ABOUT THIS TASK: All the data that follows should be repeated exactly, without a single picture.

----------------------------------------

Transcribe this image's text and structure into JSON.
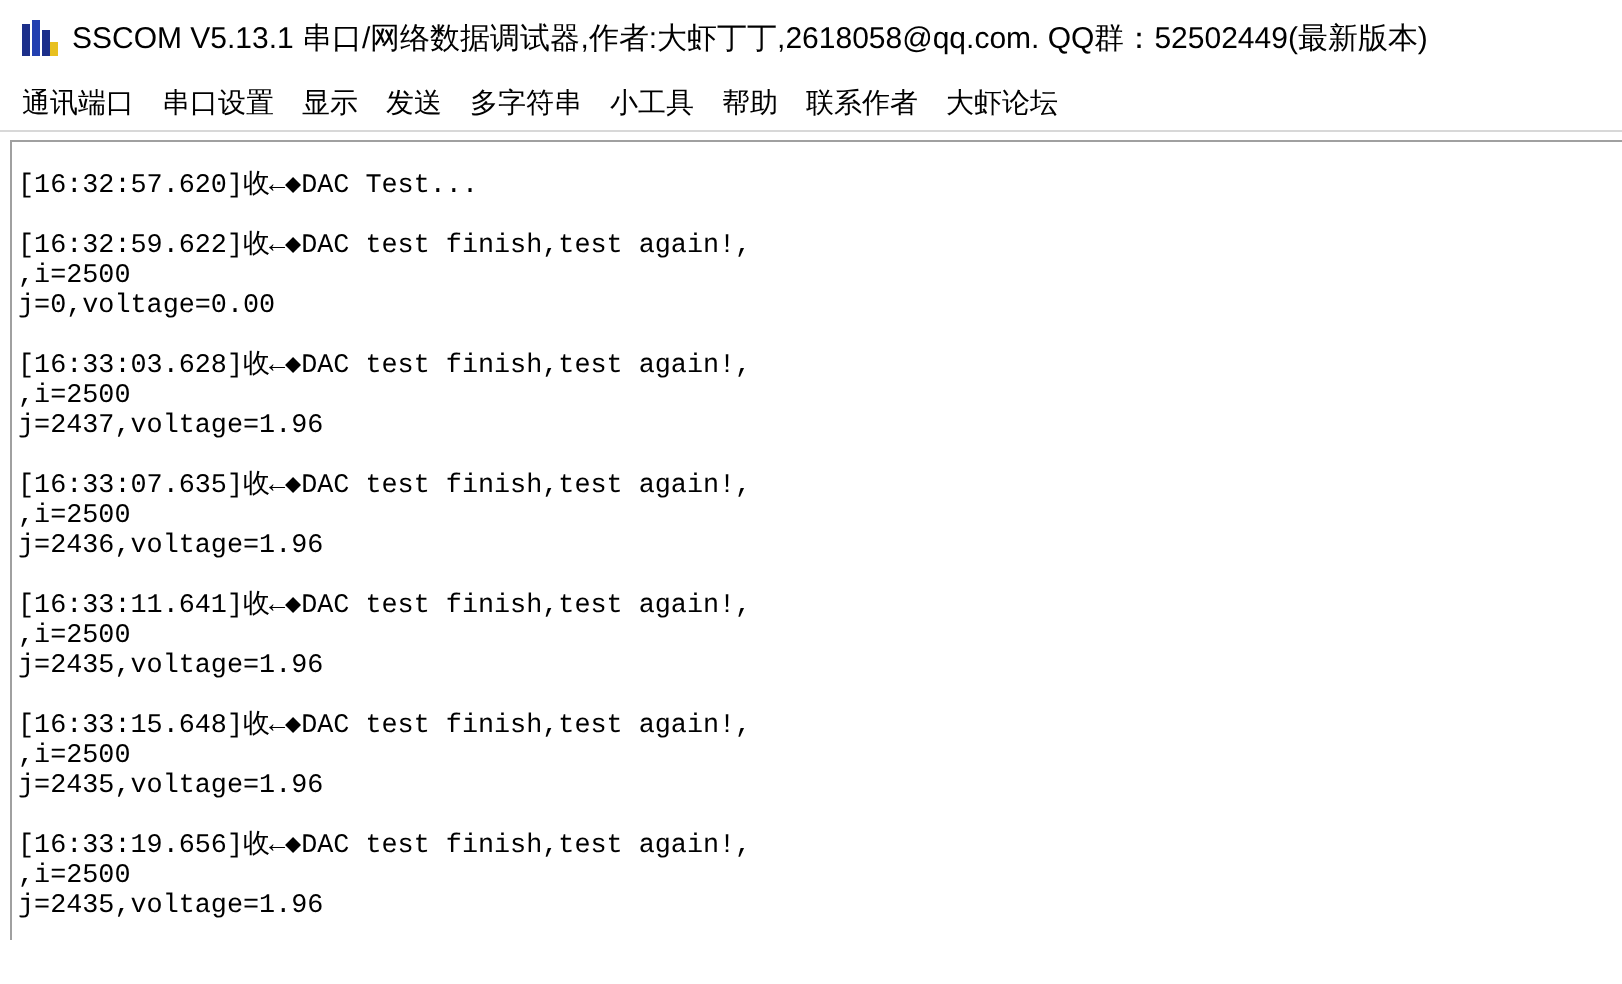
{
  "window": {
    "title": "SSCOM V5.13.1 串口/网络数据调试器,作者:大虾丁丁,2618058@qq.com. QQ群：52502449(最新版本)"
  },
  "menu": [
    "通讯端口",
    "串口设置",
    "显示",
    "发送",
    "多字符串",
    "小工具",
    "帮助",
    "联系作者",
    "大虾论坛"
  ],
  "log": [
    {
      "header": "[16:32:57.620]收←◆DAC Test..."
    },
    {
      "header": "[16:32:59.622]收←◆DAC test finish,test again!,",
      "lines": [
        ",i=2500",
        "j=0,voltage=0.00"
      ]
    },
    {
      "header": "[16:33:03.628]收←◆DAC test finish,test again!,",
      "lines": [
        ",i=2500",
        "j=2437,voltage=1.96"
      ]
    },
    {
      "header": "[16:33:07.635]收←◆DAC test finish,test again!,",
      "lines": [
        ",i=2500",
        "j=2436,voltage=1.96"
      ]
    },
    {
      "header": "[16:33:11.641]收←◆DAC test finish,test again!,",
      "lines": [
        ",i=2500",
        "j=2435,voltage=1.96"
      ]
    },
    {
      "header": "[16:33:15.648]收←◆DAC test finish,test again!,",
      "lines": [
        ",i=2500",
        "j=2435,voltage=1.96"
      ]
    },
    {
      "header": "[16:33:19.656]收←◆DAC test finish,test again!,",
      "lines": [
        ",i=2500",
        "j=2435,voltage=1.96"
      ]
    }
  ]
}
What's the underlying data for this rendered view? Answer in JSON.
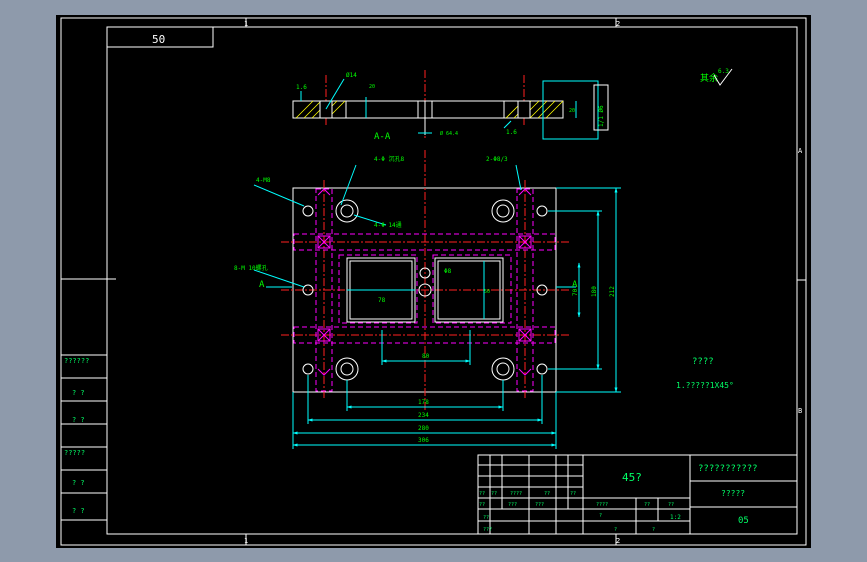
{
  "colors": {
    "background": "#8e9aab",
    "sheet": "#000000",
    "frame": "#ffffff",
    "dimension": "#00ffff",
    "centerline": "#ff2020",
    "hidden": "#ff00ff",
    "part": "#ffffff",
    "text_green": "#00ff00",
    "title_text": "#00ff66"
  },
  "frame": {
    "zone_top_1": "1",
    "zone_top_2": "2",
    "zone_bottom_1": "1",
    "zone_bottom_2": "2",
    "zone_right_a": "A",
    "zone_right_b": "B"
  },
  "stamp": {
    "drawing_number_box": "50"
  },
  "section_view": {
    "label": "A-A",
    "dim_hole": "Ø14",
    "dim_height": "20",
    "dim_slot": "Ø 64.4",
    "roughness_left": "1.6",
    "roughness_right": "1.6",
    "side_dim_a": "20",
    "side_dim_b": "1/1 Ø6"
  },
  "roughness_note": {
    "text": "其余",
    "value": "6.3"
  },
  "plan_view": {
    "callout_holes_4m": "4-M8",
    "callout_counterbore": "4-Φ 沉孔8",
    "callout_through": "4-Φ 14通",
    "callout_pin": "2-Φ8/3",
    "callout_tapped": "8-M 10螺孔",
    "section_mark_left": "A",
    "section_mark_right": "A",
    "center_hole": "Φ8",
    "window_width": "78",
    "window_height": "50",
    "pitch_80": "80",
    "dim_178": "178",
    "dim_234": "234",
    "dim_280": "280",
    "dim_306": "306",
    "vdim_70": "70",
    "vdim_180": "180",
    "vdim_212": "212"
  },
  "tech_requirements": {
    "heading": "????",
    "line_1": "1.?????1X45°"
  },
  "left_column": {
    "rows": [
      "??????",
      "? ?",
      "? ?",
      "?????",
      "? ?",
      "? ?"
    ]
  },
  "title_block": {
    "material": "45?",
    "part_name": "???????????",
    "drawing_code": "?????",
    "sheet_code": "05",
    "revision_cells": [
      "??",
      "??",
      "????",
      "??",
      "??"
    ],
    "sign_cells": [
      "??",
      "???",
      "???"
    ],
    "approve_cells": [
      "??",
      "???"
    ],
    "stage_labels": [
      "????",
      "??",
      "??"
    ],
    "stage_values": [
      "?",
      "?",
      "?",
      "1:2"
    ]
  }
}
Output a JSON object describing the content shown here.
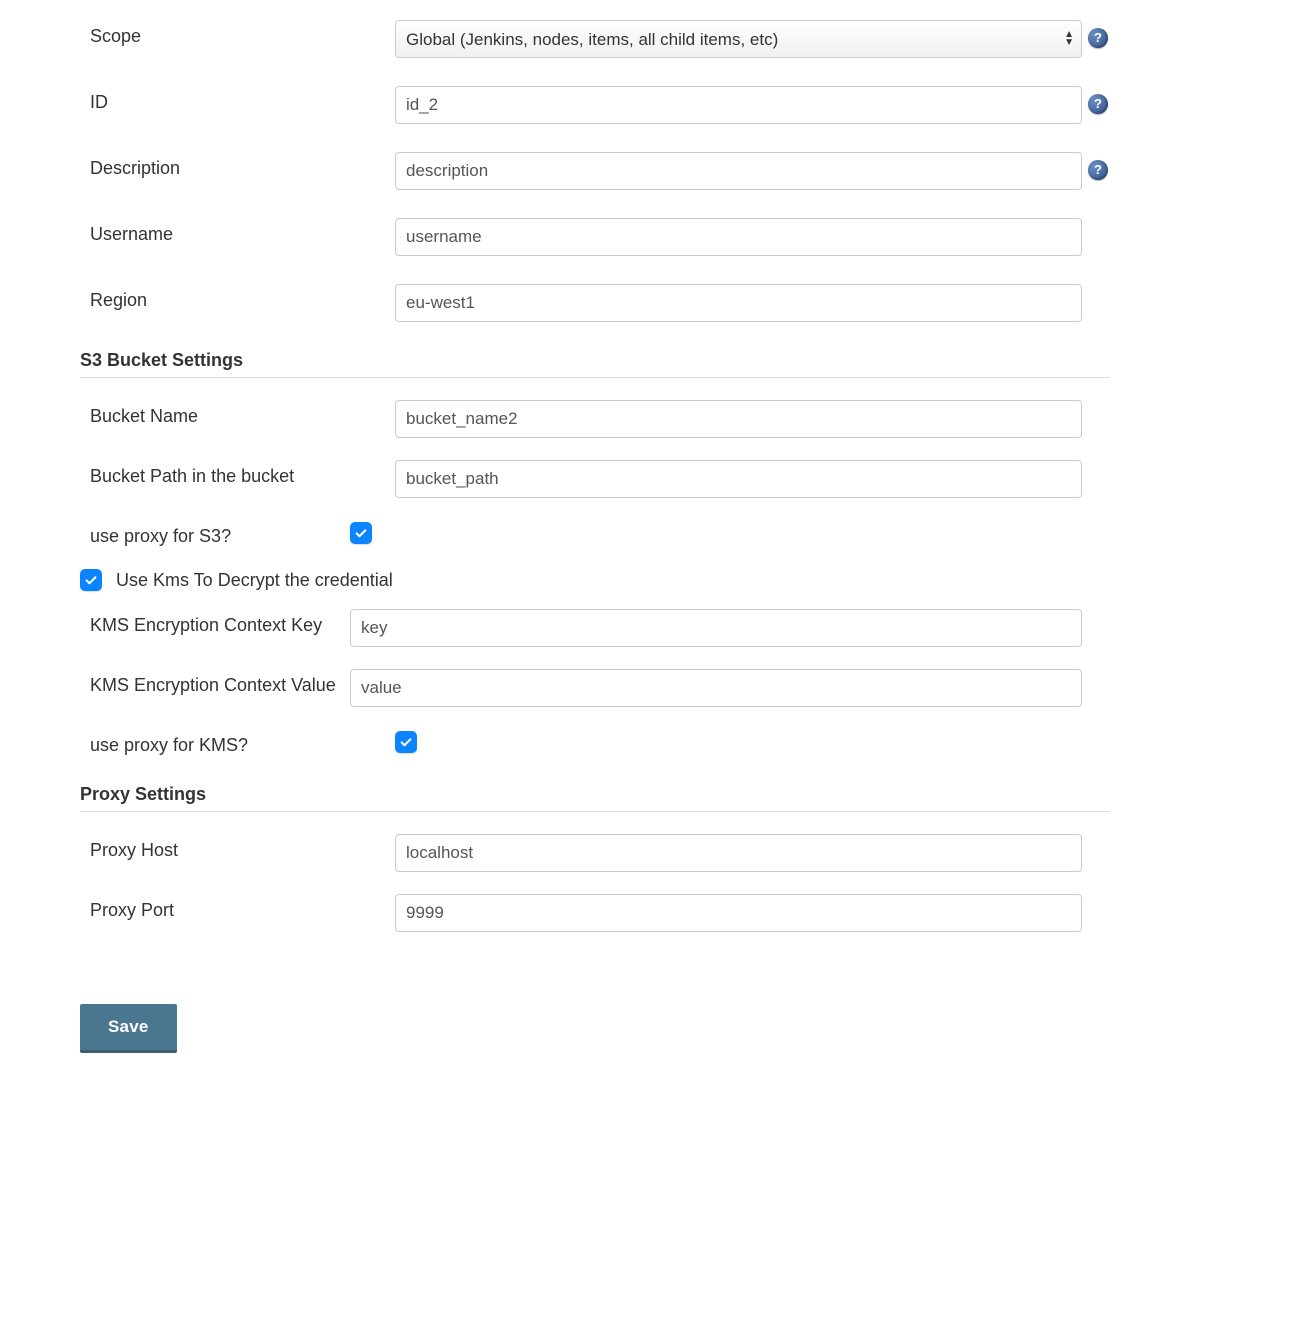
{
  "form": {
    "scope": {
      "label": "Scope",
      "value": "Global (Jenkins, nodes, items, all child items, etc)"
    },
    "id": {
      "label": "ID",
      "value": "id_2"
    },
    "description": {
      "label": "Description",
      "value": "description"
    },
    "username": {
      "label": "Username",
      "value": "username"
    },
    "region": {
      "label": "Region",
      "value": "eu-west1"
    }
  },
  "s3": {
    "heading": "S3 Bucket Settings",
    "bucket_name": {
      "label": "Bucket Name",
      "value": "bucket_name2"
    },
    "bucket_path": {
      "label": "Bucket Path in the bucket",
      "value": "bucket_path"
    },
    "use_proxy": {
      "label": "use proxy for S3?",
      "checked": true
    }
  },
  "kms": {
    "use_kms": {
      "label": "Use Kms To Decrypt the credential",
      "checked": true
    },
    "ctx_key": {
      "label": "KMS Encryption Context Key",
      "value": "key"
    },
    "ctx_value": {
      "label": "KMS Encryption Context Value",
      "value": "value"
    },
    "use_proxy": {
      "label": "use proxy for KMS?",
      "checked": true
    }
  },
  "proxy": {
    "heading": "Proxy Settings",
    "host": {
      "label": "Proxy Host",
      "value": "localhost"
    },
    "port": {
      "label": "Proxy Port",
      "value": "9999"
    }
  },
  "buttons": {
    "save": "Save"
  },
  "icons": {
    "help_glyph": "?"
  }
}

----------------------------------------

ANSWER FOR THE TASK:
Transcribe this image's text and structure into JSON.
{
  "window": {
    "title": "SSCOM V5.13.1 串口/网络数据调试器,作者:大虾丁丁,2618058@qq.com. QQ群：52502449(最新版本)"
  },
  "menu": [
    "通讯端口",
    "串口设置",
    "显示",
    "发送",
    "多字符串",
    "小工具",
    "帮助",
    "联系作者",
    "大虾论坛"
  ],
  "log": [
    {
      "header": "[16:32:57.620]收←◆DAC Test..."
    },
    {
      "header": "[16:32:59.622]收←◆DAC test finish,test again!,",
      "lines": [
        ",i=2500",
        "j=0,voltage=0.00"
      ]
    },
    {
      "header": "[16:33:03.628]收←◆DAC test finish,test again!,",
      "lines": [
        ",i=2500",
        "j=2437,voltage=1.96"
      ]
    },
    {
      "header": "[16:33:07.635]收←◆DAC test finish,test again!,",
      "lines": [
        ",i=2500",
        "j=2436,voltage=1.96"
      ]
    },
    {
      "header": "[16:33:11.641]收←◆DAC test finish,test again!,",
      "lines": [
        ",i=2500",
        "j=2435,voltage=1.96"
      ]
    },
    {
      "header": "[16:33:15.648]收←◆DAC test finish,test again!,",
      "lines": [
        ",i=2500",
        "j=2435,voltage=1.96"
      ]
    },
    {
      "header": "[16:33:19.656]收←◆DAC test finish,test again!,",
      "lines": [
        ",i=2500",
        "j=2435,voltage=1.96"
      ]
    }
  ]
}
What's the underlying data for this rendered view? Answer in JSON.
{
  "colors": {
    "background": "#8e9aab",
    "sheet": "#000000",
    "frame": "#ffffff",
    "dimension": "#00ffff",
    "centerline": "#ff2020",
    "hidden": "#ff00ff",
    "part": "#ffffff",
    "text_green": "#00ff00",
    "title_text": "#00ff66"
  },
  "frame": {
    "zone_top_1": "1",
    "zone_top_2": "2",
    "zone_bottom_1": "1",
    "zone_bottom_2": "2",
    "zone_right_a": "A",
    "zone_right_b": "B"
  },
  "stamp": {
    "drawing_number_box": "50"
  },
  "section_view": {
    "label": "A-A",
    "dim_hole": "Ø14",
    "dim_height": "20",
    "dim_slot": "Ø 64.4",
    "roughness_left": "1.6",
    "roughness_right": "1.6",
    "side_dim_a": "20",
    "side_dim_b": "1/1 Ø6"
  },
  "roughness_note": {
    "text": "其余",
    "value": "6.3"
  },
  "plan_view": {
    "callout_holes_4m": "4-M8",
    "callout_counterbore": "4-Φ 沉孔8",
    "callout_through": "4-Φ 14通",
    "callout_pin": "2-Φ8/3",
    "callout_tapped": "8-M 10螺孔",
    "section_mark_left": "A",
    "section_mark_right": "A",
    "center_hole": "Φ8",
    "window_width": "78",
    "window_height": "50",
    "pitch_80": "80",
    "dim_178": "178",
    "dim_234": "234",
    "dim_280": "280",
    "dim_306": "306",
    "vdim_70": "70",
    "vdim_180": "180",
    "vdim_212": "212"
  },
  "tech_requirements": {
    "heading": "????",
    "line_1": "1.?????1X45°"
  },
  "left_column": {
    "rows": [
      "??????",
      "? ?",
      "? ?",
      "?????",
      "? ?",
      "? ?"
    ]
  },
  "title_block": {
    "material": "45?",
    "part_name": "???????????",
    "drawing_code": "?????",
    "sheet_code": "05",
    "revision_cells": [
      "??",
      "??",
      "????",
      "??",
      "??"
    ],
    "sign_cells": [
      "??",
      "???",
      "???"
    ],
    "approve_cells": [
      "??",
      "???"
    ],
    "stage_labels": [
      "????",
      "??",
      "??"
    ],
    "stage_values": [
      "?",
      "?",
      "?",
      "1:2"
    ]
  }
}
Output a JSON object describing the content shown here.
{
  "form": {
    "scope": {
      "label": "Scope",
      "value": "Global (Jenkins, nodes, items, all child items, etc)"
    },
    "id": {
      "label": "ID",
      "value": "id_2"
    },
    "description": {
      "label": "Description",
      "value": "description"
    },
    "username": {
      "label": "Username",
      "value": "username"
    },
    "region": {
      "label": "Region",
      "value": "eu-west1"
    }
  },
  "s3": {
    "heading": "S3 Bucket Settings",
    "bucket_name": {
      "label": "Bucket Name",
      "value": "bucket_name2"
    },
    "bucket_path": {
      "label": "Bucket Path in the bucket",
      "value": "bucket_path"
    },
    "use_proxy": {
      "label": "use proxy for S3?",
      "checked": true
    }
  },
  "kms": {
    "use_kms": {
      "label": "Use Kms To Decrypt the credential",
      "checked": true
    },
    "ctx_key": {
      "label": "KMS Encryption Context Key",
      "value": "key"
    },
    "ctx_value": {
      "label": "KMS Encryption Context Value",
      "value": "value"
    },
    "use_proxy": {
      "label": "use proxy for KMS?",
      "checked": true
    }
  },
  "proxy": {
    "heading": "Proxy Settings",
    "host": {
      "label": "Proxy Host",
      "value": "localhost"
    },
    "port": {
      "label": "Proxy Port",
      "value": "9999"
    }
  },
  "buttons": {
    "save": "Save"
  },
  "icons": {
    "help_glyph": "?"
  }
}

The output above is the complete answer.